In 2018, Nut Brother filled 10,000 bottles from a popular spring-water brand with drinking water from a village near Yulin in Shaanxi province that had been polluted by three local coal mines and an oilfield belonging to China Petroleum & Chemical Corp. He piled the bottles in an exhibit outside Beijing’s trendy 798 Art Zone. Authorities shut the stall after two weeks, but the local government in Shaanxi investigated the pollution in the village and announced that a new water supply with purification would be installed.
Last year, found the artist touring the country with friends as a “heavy metal” band, giving impromptu concerts in eight venues that had been polluted by metal mining and smelting. In a town in Inner Mongolia, they sang about poisoned wastewater:
“Mountains have become a sea, grasslands became a lake.
Fish show their white bellies, dogs have brain damage
And the hearts of migrating birds are broken.
The homeland has become a cemetery.”
Now he says the space for protest is narrowing and he and his friends are being harassed more often by the police.
In his latest project, the artist found a public phone booth in Beijing that hasn't been used for years and invited citizens of Huludao in Liaoning Province to use it as a complaint hotline. Huludao is home to mining, chemical plants and one of China’s largest zinc and lead smelters, and has a track record of toxic air. Efforts by residents to raise the issue through traditional channels or media are blocked or censored, the artist said. From 3 p.m. to 5 p.m. every Saturday, residents of the city can call the line and anyone can go to the booth in the capital and answer the call. Nut Brother is collecting responses from those who listened to the grievances, but his social media posts on the project have consistently disappeared and he says no Chinese mainstream media will cover it.
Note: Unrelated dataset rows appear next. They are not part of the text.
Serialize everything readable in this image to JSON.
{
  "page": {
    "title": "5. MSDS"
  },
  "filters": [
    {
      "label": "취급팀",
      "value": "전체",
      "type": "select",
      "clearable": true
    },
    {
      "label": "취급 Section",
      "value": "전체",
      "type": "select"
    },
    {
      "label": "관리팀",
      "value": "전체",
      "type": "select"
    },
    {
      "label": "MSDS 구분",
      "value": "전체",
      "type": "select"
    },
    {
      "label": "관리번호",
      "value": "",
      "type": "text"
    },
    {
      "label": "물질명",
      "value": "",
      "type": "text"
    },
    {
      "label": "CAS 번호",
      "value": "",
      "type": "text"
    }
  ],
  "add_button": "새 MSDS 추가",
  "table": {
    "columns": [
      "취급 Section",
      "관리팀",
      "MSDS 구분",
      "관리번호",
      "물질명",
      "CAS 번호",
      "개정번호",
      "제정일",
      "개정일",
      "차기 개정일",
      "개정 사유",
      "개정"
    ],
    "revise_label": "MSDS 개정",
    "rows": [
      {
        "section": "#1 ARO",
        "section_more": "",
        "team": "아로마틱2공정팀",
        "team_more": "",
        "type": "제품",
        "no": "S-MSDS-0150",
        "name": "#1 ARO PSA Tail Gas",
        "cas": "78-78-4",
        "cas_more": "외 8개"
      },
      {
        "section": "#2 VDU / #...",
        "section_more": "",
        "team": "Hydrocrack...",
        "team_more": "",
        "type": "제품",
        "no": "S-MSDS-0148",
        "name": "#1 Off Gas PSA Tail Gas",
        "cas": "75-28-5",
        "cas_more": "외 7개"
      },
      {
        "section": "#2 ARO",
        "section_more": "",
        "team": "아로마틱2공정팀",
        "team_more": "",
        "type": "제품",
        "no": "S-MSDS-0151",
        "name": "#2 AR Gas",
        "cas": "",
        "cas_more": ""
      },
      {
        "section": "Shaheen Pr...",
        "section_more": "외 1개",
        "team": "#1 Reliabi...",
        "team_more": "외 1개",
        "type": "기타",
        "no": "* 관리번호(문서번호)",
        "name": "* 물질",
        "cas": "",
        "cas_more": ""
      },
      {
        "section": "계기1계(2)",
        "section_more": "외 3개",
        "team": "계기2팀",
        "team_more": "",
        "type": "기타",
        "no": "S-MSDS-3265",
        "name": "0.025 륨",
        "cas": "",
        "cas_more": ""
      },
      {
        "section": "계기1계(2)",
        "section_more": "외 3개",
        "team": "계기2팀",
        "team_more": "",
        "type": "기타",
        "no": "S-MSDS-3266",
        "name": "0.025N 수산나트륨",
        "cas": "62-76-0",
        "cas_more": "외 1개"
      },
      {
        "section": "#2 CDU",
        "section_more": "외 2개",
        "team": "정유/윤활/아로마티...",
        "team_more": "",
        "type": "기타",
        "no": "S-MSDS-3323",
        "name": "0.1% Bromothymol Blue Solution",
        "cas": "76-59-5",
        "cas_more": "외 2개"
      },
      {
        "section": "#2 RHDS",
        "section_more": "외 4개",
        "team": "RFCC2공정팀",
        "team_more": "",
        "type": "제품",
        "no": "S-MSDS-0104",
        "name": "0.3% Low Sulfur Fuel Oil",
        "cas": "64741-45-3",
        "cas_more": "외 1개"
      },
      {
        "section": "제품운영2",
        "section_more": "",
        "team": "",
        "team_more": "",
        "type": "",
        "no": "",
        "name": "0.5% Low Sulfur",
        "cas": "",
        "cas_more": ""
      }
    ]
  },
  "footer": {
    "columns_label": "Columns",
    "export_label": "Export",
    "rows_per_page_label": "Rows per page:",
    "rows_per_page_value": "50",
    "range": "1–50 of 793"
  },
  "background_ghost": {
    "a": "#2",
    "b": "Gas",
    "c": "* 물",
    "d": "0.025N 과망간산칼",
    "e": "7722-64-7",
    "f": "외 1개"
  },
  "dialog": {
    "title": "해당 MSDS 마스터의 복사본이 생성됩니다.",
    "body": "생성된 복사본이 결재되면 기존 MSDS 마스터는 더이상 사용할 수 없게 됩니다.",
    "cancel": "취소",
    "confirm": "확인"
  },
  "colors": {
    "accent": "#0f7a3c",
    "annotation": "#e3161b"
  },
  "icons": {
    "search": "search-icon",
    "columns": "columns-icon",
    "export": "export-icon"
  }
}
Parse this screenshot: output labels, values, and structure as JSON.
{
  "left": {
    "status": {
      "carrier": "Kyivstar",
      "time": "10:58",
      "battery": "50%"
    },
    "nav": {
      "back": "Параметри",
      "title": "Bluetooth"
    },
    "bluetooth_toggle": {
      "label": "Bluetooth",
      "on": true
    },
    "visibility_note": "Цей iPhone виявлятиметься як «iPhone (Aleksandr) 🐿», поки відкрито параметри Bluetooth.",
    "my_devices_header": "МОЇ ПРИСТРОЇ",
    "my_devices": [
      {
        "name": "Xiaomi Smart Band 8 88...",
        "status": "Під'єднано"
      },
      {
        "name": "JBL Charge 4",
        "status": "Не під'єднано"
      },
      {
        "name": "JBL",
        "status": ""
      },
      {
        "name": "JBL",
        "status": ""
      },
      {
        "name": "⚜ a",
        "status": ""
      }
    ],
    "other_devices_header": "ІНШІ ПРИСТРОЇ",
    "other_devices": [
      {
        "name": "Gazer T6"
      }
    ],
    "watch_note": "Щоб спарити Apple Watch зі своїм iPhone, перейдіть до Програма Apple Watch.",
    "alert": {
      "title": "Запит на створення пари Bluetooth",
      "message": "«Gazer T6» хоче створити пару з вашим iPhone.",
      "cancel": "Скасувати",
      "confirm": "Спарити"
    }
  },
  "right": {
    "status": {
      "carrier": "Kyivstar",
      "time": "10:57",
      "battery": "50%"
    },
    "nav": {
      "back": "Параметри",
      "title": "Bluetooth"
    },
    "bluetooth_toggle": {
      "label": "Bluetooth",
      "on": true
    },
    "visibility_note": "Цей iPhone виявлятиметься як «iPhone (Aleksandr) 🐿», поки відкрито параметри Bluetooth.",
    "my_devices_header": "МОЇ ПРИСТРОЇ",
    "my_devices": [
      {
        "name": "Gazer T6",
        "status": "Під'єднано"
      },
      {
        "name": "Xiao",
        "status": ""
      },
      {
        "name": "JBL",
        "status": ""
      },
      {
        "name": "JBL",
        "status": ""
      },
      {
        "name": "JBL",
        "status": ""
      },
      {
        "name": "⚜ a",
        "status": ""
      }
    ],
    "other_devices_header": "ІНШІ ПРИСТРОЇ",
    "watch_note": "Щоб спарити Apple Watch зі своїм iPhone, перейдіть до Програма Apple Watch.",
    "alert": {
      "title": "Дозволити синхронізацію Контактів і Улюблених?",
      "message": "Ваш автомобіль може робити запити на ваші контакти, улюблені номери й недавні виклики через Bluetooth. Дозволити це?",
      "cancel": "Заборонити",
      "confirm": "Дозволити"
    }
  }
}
“The changes in the past decade mean we need to have projects that are more creative if we are determined solve the environmental problems,” he said.